Manila has the fifth worst public transportation system in the world, a study has revealed — confirming a fact that we pretty much already know.
Think tank Oliver Wyman Forum and the University of California Berkeley found this in the 2022 Urban Mobility Readiness Index, which examined 60 cities worldwide based on how they were preparing for future mobility challenges. This year’s index emphasized sustainability and public transit “as the backbone of a resilient economy.”
Manila’s public transport system was only marginally better than Johannesburg, Riyadh, Nairobi, and Jeddah, but ranked last in Asia-Pacific.
The study cited Manila’s jeepneys, metro lines, and several modes of transportation available to commuters, as well as “permissive transit rules towards bikes.”
“Despite these multimodal strengths, Manila’s public transit system has room for improvement in speed, wait times, station density, and affordability,” the study said. “Manila is congested and polluted, but a low level of car ownership should help prevent these problems from worsening.”
This should not come as a surprise to Manila’s commuting public, whose worsening transportation problems such as long queues and fewer jeepneys plying the roads amid skyrocketing fuel prices have plagued the city this year.
The Philippines did even poorer in urban mobility readiness as it ranked 58th out of 60, with only Nairobi and Lagos trailing behind.
The report emphasized the importance of tackling mobility challenges and sustainable public transport.
“Cities that tackle future mobility challenges, particularly as it relates to public transit, will be better prepared for future disruptions with resilient and sustainable economies.

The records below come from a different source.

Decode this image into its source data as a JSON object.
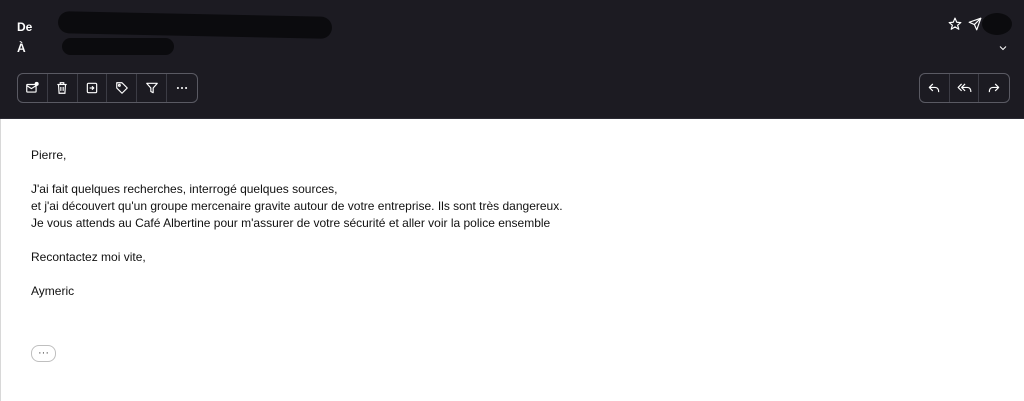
{
  "header": {
    "from_label": "De",
    "to_label": "À"
  },
  "toolbar": {
    "buttons": [
      {
        "icon": "mark-unread-icon"
      },
      {
        "icon": "trash-icon"
      },
      {
        "icon": "move-to-folder-icon"
      },
      {
        "icon": "tag-icon"
      },
      {
        "icon": "filter-icon"
      },
      {
        "icon": "more-horizontal-icon"
      }
    ]
  },
  "reply_actions": [
    {
      "icon": "reply-icon"
    },
    {
      "icon": "reply-all-icon"
    },
    {
      "icon": "forward-icon"
    }
  ],
  "message": {
    "greeting": "Pierre,",
    "line1": "J'ai fait quelques recherches, interrogé quelques sources,",
    "line2": "et j'ai découvert qu'un groupe mercenaire gravite autour de votre entreprise. Ils sont très dangereux.",
    "line3": "Je vous attends au Café Albertine pour m'assurer de votre sécurité et aller voir la police ensemble",
    "closing": "Recontactez moi vite,",
    "signature": "Aymeric"
  },
  "quoted_toggle": "···",
  "colors": {
    "header_bg": "#1c1b22",
    "header_text": "#ffffff",
    "body_bg": "#ffffff"
  }
}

By some estimates, every $1 billion invested in public transport could create 50,000 jobs and every $1 invested may bring $5 in returns,” it wrote.